Phosphorus is finite natural resource and it is not viable, either economically or environmentally, to overfeed dairy cows with phosphorus. The surplus in the form of manure ends up on our arable land and leaks into rivers, lakes and oceans. A major part of the excess phosphorus as cows consume is excreted in faeces in the form of phosphates, which usually causes eutrophication more than other phosphorous compounds.
Maria Nordqvist has in her dissertation examined the extent of phosphorus overfeeding in dairy cows in organic and conventional production. Most of the cows in both organic and conventional herds were shown to have too much phosphorus in their feed.

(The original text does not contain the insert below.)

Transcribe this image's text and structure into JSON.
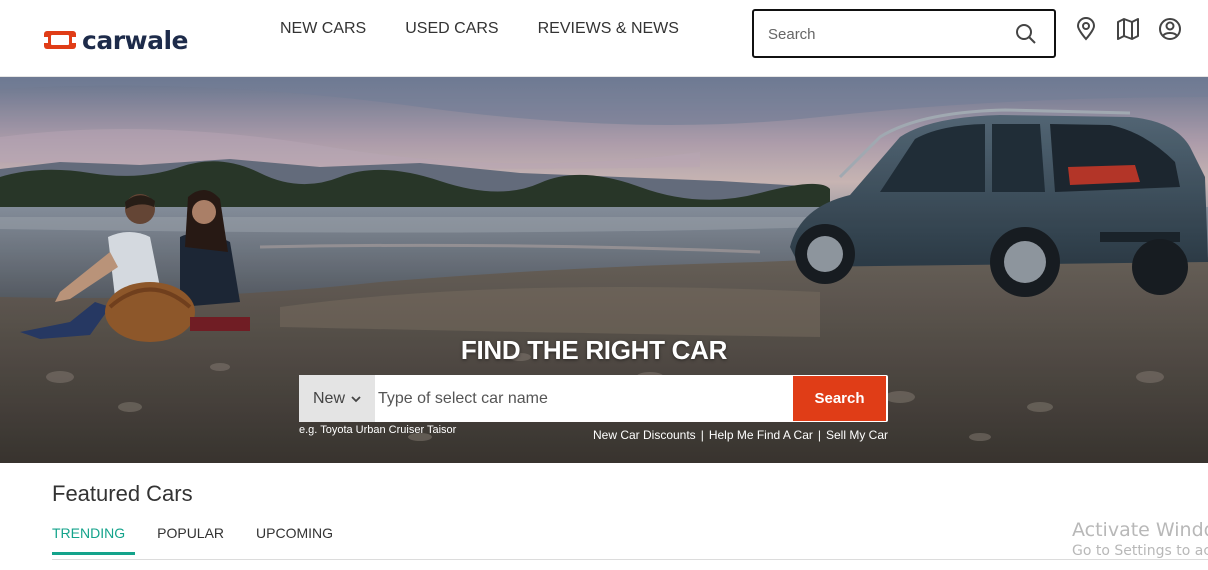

The degree of overfeeding was generally lower in organic herds.
Assuming that the 290 cows in the study are representative of all Swedish dairy cows, it would mean that Swedish cows each year are fed with approximately 1,800 tons unnecessary phosphorus. Both the total content of phosphorus and the soluble fraction of phosphates in faeces reflect the degree of phosphorus overfeeding.